After her superb double-century in the Women’s Ashes Test, Ellyse Perry says she would like to see the longer format incorporated into series between other countries.
The recent Women’s Ashes series was full of excitement and drama, with the 8-8 score reflecting a closely fought contest. It appeared ominous for England after defeats in the first two ODIs but Heather Knight’s side fought back strongly in the third, their dogged resilience saved the Test match and Danni Wyatt’s explosive finale in the final T20I secured a drawn series, with Australia retaining the Ashes.
The Test match grabbed the headlines due to one name in particular: Ellyse Perry. The Australian all-rounder became only the seventh woman to score an international double-century, compiling a remarkable 213 not out. Perhaps even more remarkable was the fact that, before this innings, Perry had never scored an international century, despite stacking up 28 fifties across all formats.
Two factors made the innings extra special for her. “It was definitely nice to score an Ashes ton as my first international century,” Perry tells Wisden. “Firstly, the atmosphere in the ground was absolutely incredible. The support from the crowd was so special. Secondly, to have Alyssa Healy out there with me was such a bonus. We’ve played cricket together since we were nine years old and I consider her as more of a sister – this made it even more memorable.”
Perry describes the atmosphere at the North Sydney Oval as the best she’s ever experienced at a women’s Test match and considers her innings the highlight of her career to date. “It was wonderful to see so many people genuinely enjoying the women’s game and being entertained by it.”
The quality of Perry’s innings led to some heated debate about the future of women’s Tests. It has been argued that the longest format isn’t beneficial to the growth of the women’s game but there is no doubt that this particular Test captured the attention of viewers and pundits. Perry is in no doubt that Test cricket should continue to be a regular fixture in the Women’s Ashes, and would like to see the longer format introduced to other series.
“The multi-format series is brilliant in the way that it really encapsulates all formats really well,” she says. “It’s vital to include ODIs and Twenty20s, of course, but the Test match is always so special. It was important for us to prove that we can play exciting Test match cricket. I would love for the multi-format Ashes to act as a blueprint for other international series against countries such as India, New Zealand and South Africa”.

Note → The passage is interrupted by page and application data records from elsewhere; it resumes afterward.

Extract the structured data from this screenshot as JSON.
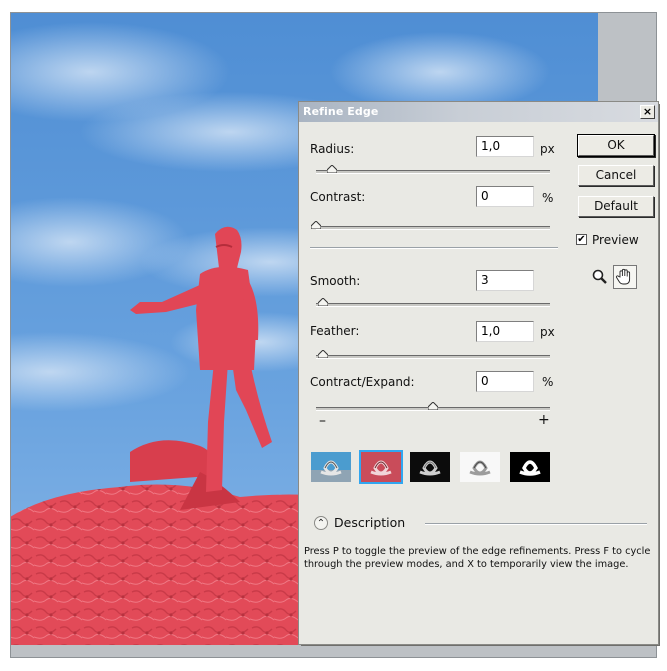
{
  "dialog": {
    "title": "Refine Edge",
    "close_glyph": "×",
    "radius": {
      "label": "Radius:",
      "value": "1,0",
      "unit": "px",
      "slider_level": 0.07
    },
    "contrast": {
      "label": "Contrast:",
      "value": "0",
      "unit": "%",
      "slider_level": 0.0
    },
    "smooth": {
      "label": "Smooth:",
      "value": "3",
      "slider_level": 0.03
    },
    "feather": {
      "label": "Feather:",
      "value": "1,0",
      "unit": "px",
      "slider_level": 0.03
    },
    "contract_expand": {
      "label": "Contract/Expand:",
      "value": "0",
      "unit": "%",
      "slider_level": 0.5,
      "minus": "–",
      "plus": "+"
    },
    "buttons": {
      "ok": "OK",
      "cancel": "Cancel",
      "default": "Default"
    },
    "preview": {
      "label": "Preview",
      "checked": true,
      "check_glyph": "✔"
    },
    "tools": [
      "zoom-icon",
      "hand-icon"
    ],
    "preview_modes": [
      "standard",
      "quick-mask",
      "on-black",
      "on-white",
      "mask"
    ],
    "selected_mode": "quick-mask",
    "description": {
      "toggle_glyph": "⌃",
      "label": "Description",
      "text": "Press P to toggle the preview of the edge refinements. Press F to cycle through the preview modes, and X to temporarily view the image."
    }
  },
  "colors": {
    "sky": "#5c95d6",
    "mask_red": "#e24a58",
    "panel": "#e9e9e4",
    "title_bar": "#a9b4c2",
    "selected_outline": "#31a6f0"
  }
}
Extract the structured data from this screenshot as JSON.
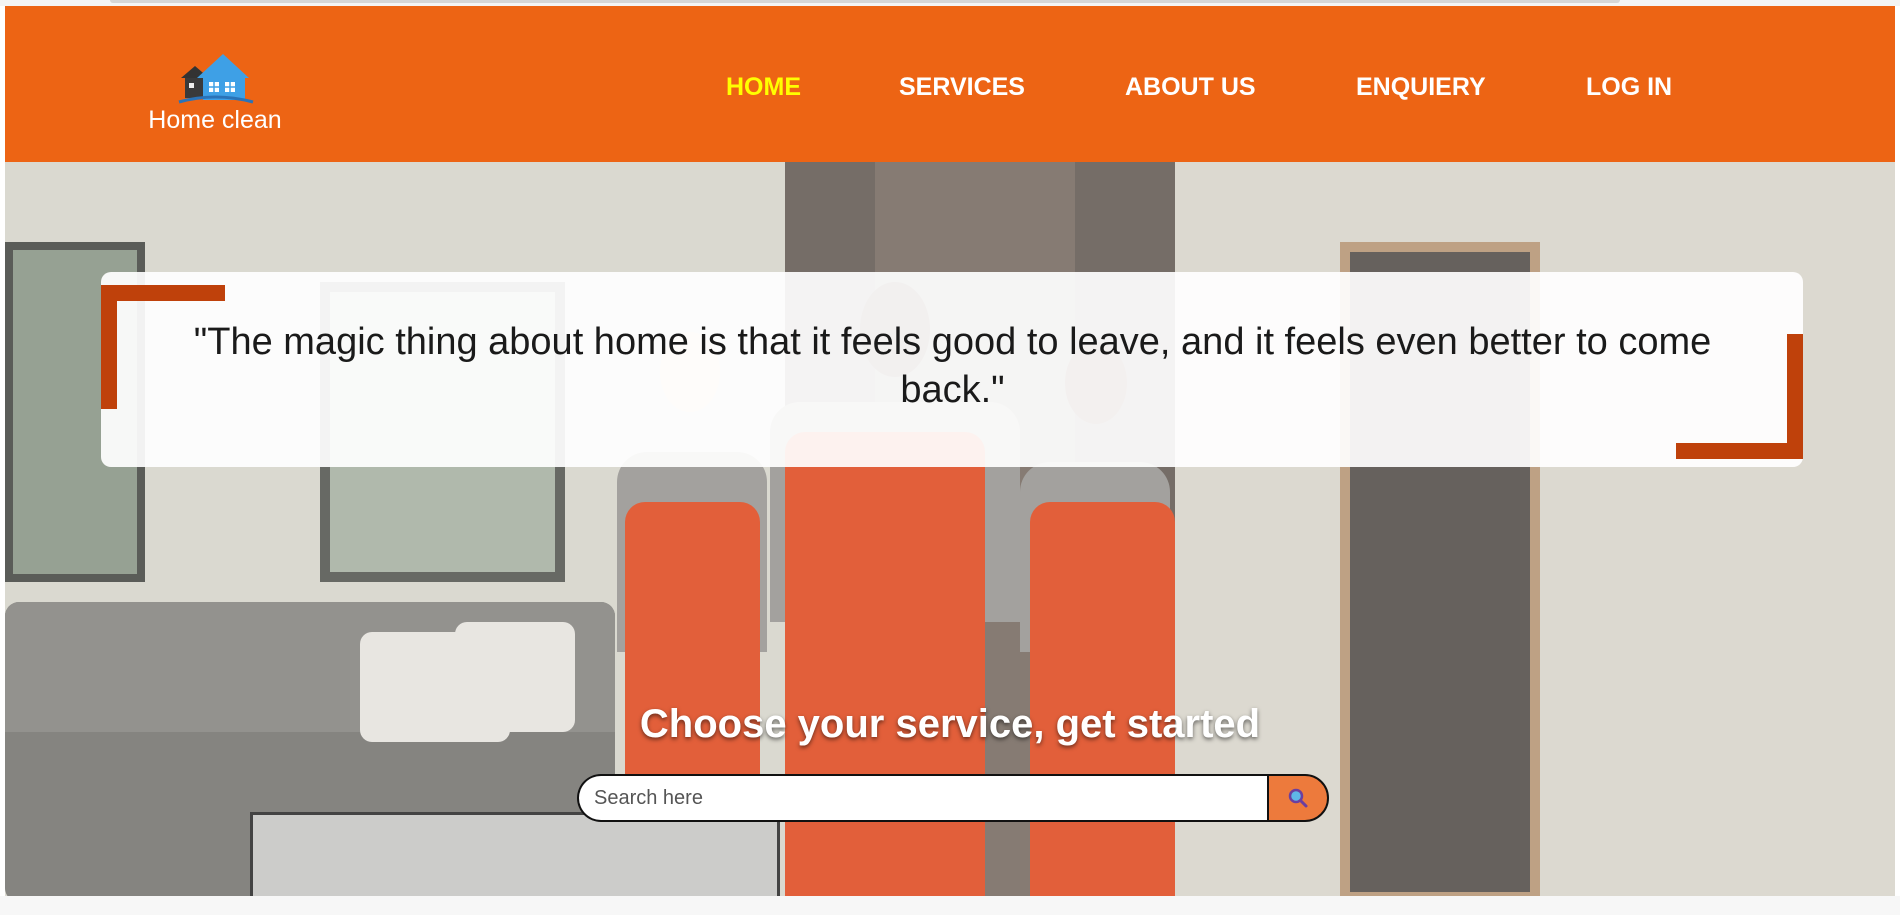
{
  "brand": {
    "name": "Home clean",
    "logo_icon": "house-icon",
    "color": "#ed6414"
  },
  "nav": {
    "items": [
      {
        "label": "HOME",
        "active": true
      },
      {
        "label": "SERVICES",
        "active": false
      },
      {
        "label": "ABOUT US",
        "active": false
      },
      {
        "label": "ENQUIERY",
        "active": false
      },
      {
        "label": "LOG IN",
        "active": false
      }
    ],
    "active_color": "#ffff00"
  },
  "hero": {
    "quote": "\"The magic thing about home is that it feels good to leave, and it feels even better to come back.\"",
    "accent_color": "#bf410b",
    "cta": "Choose your service, get started",
    "search": {
      "placeholder": "Search here",
      "value": "",
      "button_icon": "search-icon"
    }
  }
}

The pitch used at the North Sydney Oval also sparked plenty of discussion, with some arguing that its slow nature meant it wasn’t the best on which to showcase women’s Test cricket. “I think the first day/night Test was always going to be a challenge, especially with the pink ball,” says Perry. “It did mean that the game progressed at a slower rate, but it did get a lot easier to bat on and there wasn’t much in it for the bowlers on the final days. It was a good wicket, there was an exciting finish, and it’s just something we need to learn from as a team.”
A few days after the conclusion of the Test match, Australia confirmed their retention of the Ashes with a convincing win in the first T20I at the same venue, with Beth Mooney smashing an unbeaten 86. “Winning the first game and securing the Ashes was great and we felt the pressure a lot less in the next two games and we could just focus on entertaining,” says Perry.
There was certainly plenty of entertainment on offer in the final two matches, with Mooney and Wyatt trading centuries in the final fixture to cap a memorable series and a watershed year for women’s cricket.